"Promethium was the last puzzle piece among those elements," Popovs said. The ligand provided a way to have a stable complex for all of the lanthanides — the same element ratios and the same kind of geometry. That allowed the team to "study the fundamental physical chemical properties of these complexes across the whole series," Popovs explained.

Lanthanides are naturally found as mixtures of elements, so understanding periodic trends such as bond lengths and complex-forming behaviors helps scientists develop new and more efficient methods to separate these valuable metals. 

Now, the ORNL team is studying promethium in water to build a clearer picture of the coordination environment and chemical behavior of this unusual element. 

"Hopefully, the fundamental insights that we're providing will inform other scientists how to design better separation technologies and can perhaps spur more interest in studying it for other applications," Popovs said.

Victoria Atkinson
Live Science Contributor

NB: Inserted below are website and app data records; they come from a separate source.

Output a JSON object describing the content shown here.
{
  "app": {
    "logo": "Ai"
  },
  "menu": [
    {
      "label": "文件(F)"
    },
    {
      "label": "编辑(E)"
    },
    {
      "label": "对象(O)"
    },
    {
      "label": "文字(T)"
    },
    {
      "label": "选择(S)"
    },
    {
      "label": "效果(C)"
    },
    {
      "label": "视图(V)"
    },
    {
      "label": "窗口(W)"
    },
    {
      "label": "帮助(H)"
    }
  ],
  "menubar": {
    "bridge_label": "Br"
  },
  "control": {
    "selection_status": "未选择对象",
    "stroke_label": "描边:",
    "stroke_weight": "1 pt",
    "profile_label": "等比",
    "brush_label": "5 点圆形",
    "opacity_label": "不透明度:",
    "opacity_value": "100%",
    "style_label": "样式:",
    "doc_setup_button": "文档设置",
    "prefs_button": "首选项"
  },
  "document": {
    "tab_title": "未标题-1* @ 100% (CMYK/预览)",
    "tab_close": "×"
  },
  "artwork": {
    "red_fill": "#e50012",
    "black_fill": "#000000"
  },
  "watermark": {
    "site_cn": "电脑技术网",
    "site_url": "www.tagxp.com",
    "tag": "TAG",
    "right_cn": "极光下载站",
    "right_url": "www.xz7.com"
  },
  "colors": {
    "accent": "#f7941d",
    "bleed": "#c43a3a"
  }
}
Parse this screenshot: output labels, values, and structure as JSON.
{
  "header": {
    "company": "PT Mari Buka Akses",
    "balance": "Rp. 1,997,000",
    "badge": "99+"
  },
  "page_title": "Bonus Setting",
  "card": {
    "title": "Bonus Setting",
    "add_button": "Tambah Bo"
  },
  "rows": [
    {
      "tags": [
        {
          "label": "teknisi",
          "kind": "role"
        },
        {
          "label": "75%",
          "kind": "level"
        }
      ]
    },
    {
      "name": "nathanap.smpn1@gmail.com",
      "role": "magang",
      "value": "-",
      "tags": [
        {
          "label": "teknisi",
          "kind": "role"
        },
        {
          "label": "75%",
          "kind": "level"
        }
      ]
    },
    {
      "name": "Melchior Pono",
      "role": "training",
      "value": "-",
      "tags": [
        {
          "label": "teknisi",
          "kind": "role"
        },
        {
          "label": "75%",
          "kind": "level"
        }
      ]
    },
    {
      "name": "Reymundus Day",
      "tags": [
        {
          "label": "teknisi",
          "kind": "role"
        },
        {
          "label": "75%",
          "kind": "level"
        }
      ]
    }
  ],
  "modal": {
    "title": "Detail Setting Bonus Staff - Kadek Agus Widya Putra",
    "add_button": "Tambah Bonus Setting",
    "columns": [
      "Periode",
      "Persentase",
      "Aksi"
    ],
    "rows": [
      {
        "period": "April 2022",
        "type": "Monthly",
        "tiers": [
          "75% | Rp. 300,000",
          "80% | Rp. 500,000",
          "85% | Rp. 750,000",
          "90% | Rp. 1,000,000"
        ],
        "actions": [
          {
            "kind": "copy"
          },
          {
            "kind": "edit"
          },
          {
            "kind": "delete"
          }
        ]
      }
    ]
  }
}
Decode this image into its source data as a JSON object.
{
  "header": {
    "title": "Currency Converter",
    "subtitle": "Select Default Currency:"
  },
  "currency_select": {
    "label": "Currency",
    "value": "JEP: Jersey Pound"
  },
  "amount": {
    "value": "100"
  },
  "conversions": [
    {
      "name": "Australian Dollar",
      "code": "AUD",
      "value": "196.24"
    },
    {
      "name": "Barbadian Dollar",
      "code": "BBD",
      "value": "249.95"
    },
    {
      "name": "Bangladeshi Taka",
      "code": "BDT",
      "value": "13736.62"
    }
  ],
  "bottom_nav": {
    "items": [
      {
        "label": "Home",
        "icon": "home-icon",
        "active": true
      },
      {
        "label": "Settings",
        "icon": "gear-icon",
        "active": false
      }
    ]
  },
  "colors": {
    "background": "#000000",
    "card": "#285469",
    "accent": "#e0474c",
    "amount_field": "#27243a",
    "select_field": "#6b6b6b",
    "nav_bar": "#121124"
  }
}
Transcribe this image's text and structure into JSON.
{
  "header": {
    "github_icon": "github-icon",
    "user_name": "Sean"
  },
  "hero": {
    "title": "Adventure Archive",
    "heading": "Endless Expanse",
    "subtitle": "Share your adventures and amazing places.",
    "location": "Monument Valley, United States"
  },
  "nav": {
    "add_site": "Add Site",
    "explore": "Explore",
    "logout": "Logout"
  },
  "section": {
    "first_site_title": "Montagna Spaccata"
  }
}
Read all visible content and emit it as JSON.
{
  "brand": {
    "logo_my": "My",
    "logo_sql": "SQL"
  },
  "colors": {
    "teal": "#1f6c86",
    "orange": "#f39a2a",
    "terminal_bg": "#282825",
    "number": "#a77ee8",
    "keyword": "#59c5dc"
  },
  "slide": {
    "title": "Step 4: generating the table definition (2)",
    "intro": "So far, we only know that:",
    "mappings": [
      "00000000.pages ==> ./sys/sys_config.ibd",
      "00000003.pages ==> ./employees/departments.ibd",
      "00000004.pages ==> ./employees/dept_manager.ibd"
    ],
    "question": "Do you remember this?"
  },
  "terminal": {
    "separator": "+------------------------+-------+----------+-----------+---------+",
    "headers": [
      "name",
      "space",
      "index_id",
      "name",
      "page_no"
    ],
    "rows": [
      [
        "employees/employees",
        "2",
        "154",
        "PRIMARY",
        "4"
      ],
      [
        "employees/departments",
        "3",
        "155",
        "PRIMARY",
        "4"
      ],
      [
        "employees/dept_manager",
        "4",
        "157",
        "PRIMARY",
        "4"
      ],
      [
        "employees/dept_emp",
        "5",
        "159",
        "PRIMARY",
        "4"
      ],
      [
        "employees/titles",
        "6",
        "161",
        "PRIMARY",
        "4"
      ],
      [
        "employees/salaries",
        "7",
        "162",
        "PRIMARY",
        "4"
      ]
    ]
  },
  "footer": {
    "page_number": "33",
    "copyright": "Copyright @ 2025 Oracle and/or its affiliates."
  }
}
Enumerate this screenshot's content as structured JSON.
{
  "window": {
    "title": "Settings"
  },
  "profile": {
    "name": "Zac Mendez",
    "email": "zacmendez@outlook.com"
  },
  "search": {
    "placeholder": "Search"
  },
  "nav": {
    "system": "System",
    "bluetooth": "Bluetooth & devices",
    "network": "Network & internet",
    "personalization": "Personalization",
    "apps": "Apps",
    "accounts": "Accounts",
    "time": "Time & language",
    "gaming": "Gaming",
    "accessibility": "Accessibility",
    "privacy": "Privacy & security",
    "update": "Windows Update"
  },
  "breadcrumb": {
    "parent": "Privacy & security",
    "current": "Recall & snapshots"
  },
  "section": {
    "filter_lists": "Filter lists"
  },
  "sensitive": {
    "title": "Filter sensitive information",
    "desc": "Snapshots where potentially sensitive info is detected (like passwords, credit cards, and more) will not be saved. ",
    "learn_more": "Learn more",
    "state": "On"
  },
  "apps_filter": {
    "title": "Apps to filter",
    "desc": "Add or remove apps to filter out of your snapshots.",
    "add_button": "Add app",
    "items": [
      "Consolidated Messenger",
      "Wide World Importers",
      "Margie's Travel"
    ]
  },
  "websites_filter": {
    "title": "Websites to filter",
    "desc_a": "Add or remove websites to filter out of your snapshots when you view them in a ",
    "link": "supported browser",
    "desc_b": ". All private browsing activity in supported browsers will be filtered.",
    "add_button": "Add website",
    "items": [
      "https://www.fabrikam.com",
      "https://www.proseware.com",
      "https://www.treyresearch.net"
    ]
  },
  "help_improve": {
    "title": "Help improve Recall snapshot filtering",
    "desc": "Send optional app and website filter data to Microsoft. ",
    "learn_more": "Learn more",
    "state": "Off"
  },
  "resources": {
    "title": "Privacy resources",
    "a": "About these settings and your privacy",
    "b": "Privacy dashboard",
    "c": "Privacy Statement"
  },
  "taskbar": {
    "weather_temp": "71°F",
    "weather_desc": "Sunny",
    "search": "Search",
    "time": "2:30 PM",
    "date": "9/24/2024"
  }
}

Victoria Atkinson is a freelance science journalist, specializing in chemistry and its interface with the natural and human-made worlds. Currently based in York (UK), she formerly worked as a science content developer at the University of Oxford, and later as a member of the Chemistry World editorial team. Since becoming a freelancer, Victoria has expanded her focus to explore topics from across the sciences and has also worked with Chemistry Review, Neon Squid Publishing and the Open University, amongst others. She has a DPhil in organic chemistry from the University of Oxford.